I'm still delving into non-fiction these days: simultaneously Barbara Tuchman's A Distant Mirror and the Diary of Count Galeazzo Ciano. The later is, really, one of the most fascinating books I've ever read, regardless of genre. Not terribly "exciting" and very hard to stick with as the day-to-day life of a foreign minister in a dictatorship is, well, boring. But Ciano is one of the most compelling characters of the 20th century -- something out of Shakespeare.

I'm really hoping that I can find a translation of Ciano's son's book someday, The title translates to "When Grandpa Had Daddy Shot". Choice!

Eclectic Indulgence said...

I'm glad you liked the short stories, and would recommend "The Complete Short Stories of Ernest Hemingway".

I read them a while ago, and I'm not sure if they included the stories from "In Our Time;" I will have to check into that. Nick Adams is involved in quite a few from this group as well, and the character is done very well. The themes are varied within similar settings [Florida, Africa, Spain, etc], and the stories are simplistically beautiful.

I don't really agree with the "sparseness of emotion" comment; there are some really great moments like this one from "To Have and Have Not":

"He went to sleep with the stump of his arm out wide on the pillow, and she lay for a long time looking at him. She could see his face in the street light through the window. I'm lucky, she was thinking. Those girls. They don't know what they'll get. I know what I've got and what I've had. I've been a lucky woman. Him saying like a loggerhead. I'm glad it was a arm and not a leg. I wouldn't like him to have lost a leg. Why'd he have to lose that arm? It's funny though, I don't mind it. Anything about him I don't mind. I've been a lucky woman. There ain't no other men like that. People ain't never tried them don't know. I've had plenty of them. I've been lucky to have him. Do you suppose those turtles feel like we do? Do you supposed all the time they feel like that? Or do you suppose it hurts the she? I think of the damndest things. Look at him, sleeping just like a baby. I better stay awake so as to call him. Christ, I could do that all night if a man was built that way. I'd like to do it and never sleep. Never, never, no, never. No, Never, never, never. Well, think of that, will you. Me at my age. I ain't old.

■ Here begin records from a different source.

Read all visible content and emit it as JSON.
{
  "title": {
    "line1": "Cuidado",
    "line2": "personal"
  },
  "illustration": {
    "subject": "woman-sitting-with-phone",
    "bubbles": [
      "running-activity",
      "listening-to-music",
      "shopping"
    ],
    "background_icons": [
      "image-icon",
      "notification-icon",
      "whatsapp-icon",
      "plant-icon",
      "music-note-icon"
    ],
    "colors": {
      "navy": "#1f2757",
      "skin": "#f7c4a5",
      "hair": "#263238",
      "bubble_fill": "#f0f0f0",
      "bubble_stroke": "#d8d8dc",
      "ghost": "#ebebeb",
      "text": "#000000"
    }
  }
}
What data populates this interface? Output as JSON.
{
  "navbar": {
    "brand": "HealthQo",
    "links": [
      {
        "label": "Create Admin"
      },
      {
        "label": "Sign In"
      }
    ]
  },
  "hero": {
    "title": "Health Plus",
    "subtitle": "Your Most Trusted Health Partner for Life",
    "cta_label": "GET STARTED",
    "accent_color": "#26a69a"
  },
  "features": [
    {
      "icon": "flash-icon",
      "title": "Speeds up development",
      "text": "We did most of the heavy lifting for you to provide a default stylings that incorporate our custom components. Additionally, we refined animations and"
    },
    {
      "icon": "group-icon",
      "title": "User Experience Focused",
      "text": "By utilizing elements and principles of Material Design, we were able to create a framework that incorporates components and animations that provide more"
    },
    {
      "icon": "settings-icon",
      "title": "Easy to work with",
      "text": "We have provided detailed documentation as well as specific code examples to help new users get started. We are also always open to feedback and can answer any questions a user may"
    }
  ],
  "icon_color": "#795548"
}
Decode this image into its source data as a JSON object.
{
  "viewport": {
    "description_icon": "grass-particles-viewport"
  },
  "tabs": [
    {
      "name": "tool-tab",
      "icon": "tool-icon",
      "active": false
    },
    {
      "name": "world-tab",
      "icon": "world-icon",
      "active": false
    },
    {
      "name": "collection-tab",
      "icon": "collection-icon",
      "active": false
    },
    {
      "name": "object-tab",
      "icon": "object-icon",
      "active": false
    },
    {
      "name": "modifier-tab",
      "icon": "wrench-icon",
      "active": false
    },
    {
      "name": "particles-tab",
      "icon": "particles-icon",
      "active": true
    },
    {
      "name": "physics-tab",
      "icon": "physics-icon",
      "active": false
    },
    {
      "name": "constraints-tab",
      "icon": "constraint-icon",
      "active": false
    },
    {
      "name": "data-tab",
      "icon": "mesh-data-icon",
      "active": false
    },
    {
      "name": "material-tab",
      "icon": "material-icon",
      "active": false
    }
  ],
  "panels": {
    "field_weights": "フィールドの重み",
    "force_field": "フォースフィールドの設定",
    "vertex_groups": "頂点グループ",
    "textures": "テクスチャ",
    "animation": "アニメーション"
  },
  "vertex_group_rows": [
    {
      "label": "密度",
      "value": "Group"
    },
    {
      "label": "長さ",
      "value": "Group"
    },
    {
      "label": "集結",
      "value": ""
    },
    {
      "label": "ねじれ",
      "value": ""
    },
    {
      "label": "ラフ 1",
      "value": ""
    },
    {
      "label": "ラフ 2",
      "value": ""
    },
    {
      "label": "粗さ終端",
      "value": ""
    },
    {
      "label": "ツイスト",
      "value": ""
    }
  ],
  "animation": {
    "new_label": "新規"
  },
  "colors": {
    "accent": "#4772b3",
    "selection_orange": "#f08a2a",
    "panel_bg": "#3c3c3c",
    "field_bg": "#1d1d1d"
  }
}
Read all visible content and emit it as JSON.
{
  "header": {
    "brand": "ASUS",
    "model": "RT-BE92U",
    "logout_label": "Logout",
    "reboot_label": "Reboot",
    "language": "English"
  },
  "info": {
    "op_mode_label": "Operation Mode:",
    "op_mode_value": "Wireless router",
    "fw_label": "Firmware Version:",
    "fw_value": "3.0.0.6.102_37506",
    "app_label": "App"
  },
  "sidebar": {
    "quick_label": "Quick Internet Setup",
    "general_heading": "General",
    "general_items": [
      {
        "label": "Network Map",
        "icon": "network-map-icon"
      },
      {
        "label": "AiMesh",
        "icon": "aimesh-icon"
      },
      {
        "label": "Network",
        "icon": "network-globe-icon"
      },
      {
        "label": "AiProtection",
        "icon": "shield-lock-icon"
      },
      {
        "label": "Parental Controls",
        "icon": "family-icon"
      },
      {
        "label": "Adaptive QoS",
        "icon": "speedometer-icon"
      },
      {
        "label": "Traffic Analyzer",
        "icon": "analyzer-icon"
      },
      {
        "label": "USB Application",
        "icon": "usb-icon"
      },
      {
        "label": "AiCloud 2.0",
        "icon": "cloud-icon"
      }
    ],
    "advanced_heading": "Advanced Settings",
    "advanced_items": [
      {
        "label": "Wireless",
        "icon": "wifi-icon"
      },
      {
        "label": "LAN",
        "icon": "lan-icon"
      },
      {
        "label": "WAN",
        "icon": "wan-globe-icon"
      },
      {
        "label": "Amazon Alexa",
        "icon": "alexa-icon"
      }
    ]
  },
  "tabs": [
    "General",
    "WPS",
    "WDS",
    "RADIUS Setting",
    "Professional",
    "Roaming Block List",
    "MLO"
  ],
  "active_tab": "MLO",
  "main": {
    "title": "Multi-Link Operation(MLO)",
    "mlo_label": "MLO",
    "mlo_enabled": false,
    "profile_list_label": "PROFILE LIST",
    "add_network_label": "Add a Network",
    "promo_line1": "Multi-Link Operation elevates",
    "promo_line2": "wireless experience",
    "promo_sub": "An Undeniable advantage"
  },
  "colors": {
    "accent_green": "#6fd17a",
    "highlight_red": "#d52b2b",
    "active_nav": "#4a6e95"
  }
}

He said I was still good. Forty-five ain't old. I'm two years older than him. Look at him sleep. Look at him asleep there like a kid."

I get the opposite impression about the main characters... I think they are so full of emotions that they shine through their actions, even when the dialogue is simplistic. The characters seem 'full' and not like cardboard cutouts like so many novelists.

The 'idea of love' is romantisized [especially in Farewell to Arms]... and the '14 year old' perspective is held by many critics. I wonder how much of this is tied to the fact that anything looks beautiful when comparing it to war, and if the relationship in that novel was his mental escape. In other novels, Hemingway's love for characters is much more understated.